* [WHAT TO PRODUCE]: Set down the line that contains "Output a JSON" and every line after it to the end of the entries, exactly as they stand and nothing more.

* [DATASET RECORDS]:

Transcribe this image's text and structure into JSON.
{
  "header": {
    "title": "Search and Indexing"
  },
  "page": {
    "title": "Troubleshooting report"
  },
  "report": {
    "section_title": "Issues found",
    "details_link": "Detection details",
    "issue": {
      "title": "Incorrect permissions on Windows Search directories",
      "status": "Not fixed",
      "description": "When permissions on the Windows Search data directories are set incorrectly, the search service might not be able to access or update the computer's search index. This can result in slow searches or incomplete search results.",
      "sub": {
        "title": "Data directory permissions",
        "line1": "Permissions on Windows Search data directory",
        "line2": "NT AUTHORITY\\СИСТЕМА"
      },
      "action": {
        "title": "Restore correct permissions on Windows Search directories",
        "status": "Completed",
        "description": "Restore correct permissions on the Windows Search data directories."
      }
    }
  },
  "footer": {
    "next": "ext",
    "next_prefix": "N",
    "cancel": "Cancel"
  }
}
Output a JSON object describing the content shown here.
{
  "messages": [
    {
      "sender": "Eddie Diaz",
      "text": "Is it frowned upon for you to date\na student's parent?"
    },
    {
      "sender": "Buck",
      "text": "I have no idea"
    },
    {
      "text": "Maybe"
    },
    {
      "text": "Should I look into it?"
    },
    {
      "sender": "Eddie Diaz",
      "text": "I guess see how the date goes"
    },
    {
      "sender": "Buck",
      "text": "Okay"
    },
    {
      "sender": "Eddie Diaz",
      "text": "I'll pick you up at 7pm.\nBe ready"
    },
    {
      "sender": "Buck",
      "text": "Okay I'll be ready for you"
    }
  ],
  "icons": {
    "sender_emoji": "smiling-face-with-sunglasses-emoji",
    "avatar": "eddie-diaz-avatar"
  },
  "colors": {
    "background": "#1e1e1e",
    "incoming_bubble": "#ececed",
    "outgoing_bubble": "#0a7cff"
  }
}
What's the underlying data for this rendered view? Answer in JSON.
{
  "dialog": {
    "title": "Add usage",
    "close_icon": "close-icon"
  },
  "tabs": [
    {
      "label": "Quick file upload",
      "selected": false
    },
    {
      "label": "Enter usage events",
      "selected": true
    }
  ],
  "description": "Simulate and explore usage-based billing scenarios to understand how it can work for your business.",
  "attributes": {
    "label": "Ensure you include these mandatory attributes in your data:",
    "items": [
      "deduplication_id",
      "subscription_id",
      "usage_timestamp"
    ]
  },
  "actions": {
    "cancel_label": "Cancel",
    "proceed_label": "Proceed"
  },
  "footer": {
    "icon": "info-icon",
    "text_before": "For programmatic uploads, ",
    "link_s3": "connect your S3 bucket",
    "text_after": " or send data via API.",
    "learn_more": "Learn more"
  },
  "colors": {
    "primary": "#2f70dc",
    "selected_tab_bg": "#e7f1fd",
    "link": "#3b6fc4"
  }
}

* [RESULT FOR THIS EXERCISE]:
Output a JSON object describing the content shown here.
{
  "messages": [
    {
      "sender": "Eddie Diaz",
      "text": "Is it frowned upon for you to date\na student's parent?"
    },
    {
      "sender": "Buck",
      "text": "I have no idea"
    },
    {
      "text": "Maybe"
    },
    {
      "text": "Should I look into it?"
    },
    {
      "sender": "Eddie Diaz",
      "text": "I guess see how the date goes"
    },
    {
      "sender": "Buck",
      "text": "Okay"
    },
    {
      "sender": "Eddie Diaz",
      "text": "I'll pick you up at 7pm.\nBe ready"
    },
    {
      "sender": "Buck",
      "text": "Okay I'll be ready for you"
    }
  ],
  "icons": {
    "sender_emoji": "smiling-face-with-sunglasses-emoji",
    "avatar": "eddie-diaz-avatar"
  },
  "colors": {
    "background": "#1e1e1e",
    "incoming_bubble": "#ececed",
    "outgoing_bubble": "#0a7cff"
  }
}
What's the underlying data for this rendered view? Answer in JSON.
{
  "dialog": {
    "title": "Add usage",
    "close_icon": "close-icon"
  },
  "tabs": [
    {
      "label": "Quick file upload",
      "selected": false
    },
    {
      "label": "Enter usage events",
      "selected": true
    }
  ],
  "description": "Simulate and explore usage-based billing scenarios to understand how it can work for your business.",
  "attributes": {
    "label": "Ensure you include these mandatory attributes in your data:",
    "items": [
      "deduplication_id",
      "subscription_id",
      "usage_timestamp"
    ]
  },
  "actions": {
    "cancel_label": "Cancel",
    "proceed_label": "Proceed"
  },
  "footer": {
    "icon": "info-icon",
    "text_before": "For programmatic uploads, ",
    "link_s3": "connect your S3 bucket",
    "text_after": " or send data via API.",
    "learn_more": "Learn more"
  },
  "colors": {
    "primary": "#2f70dc",
    "selected_tab_bg": "#e7f1fd",
    "link": "#3b6fc4"
  }
}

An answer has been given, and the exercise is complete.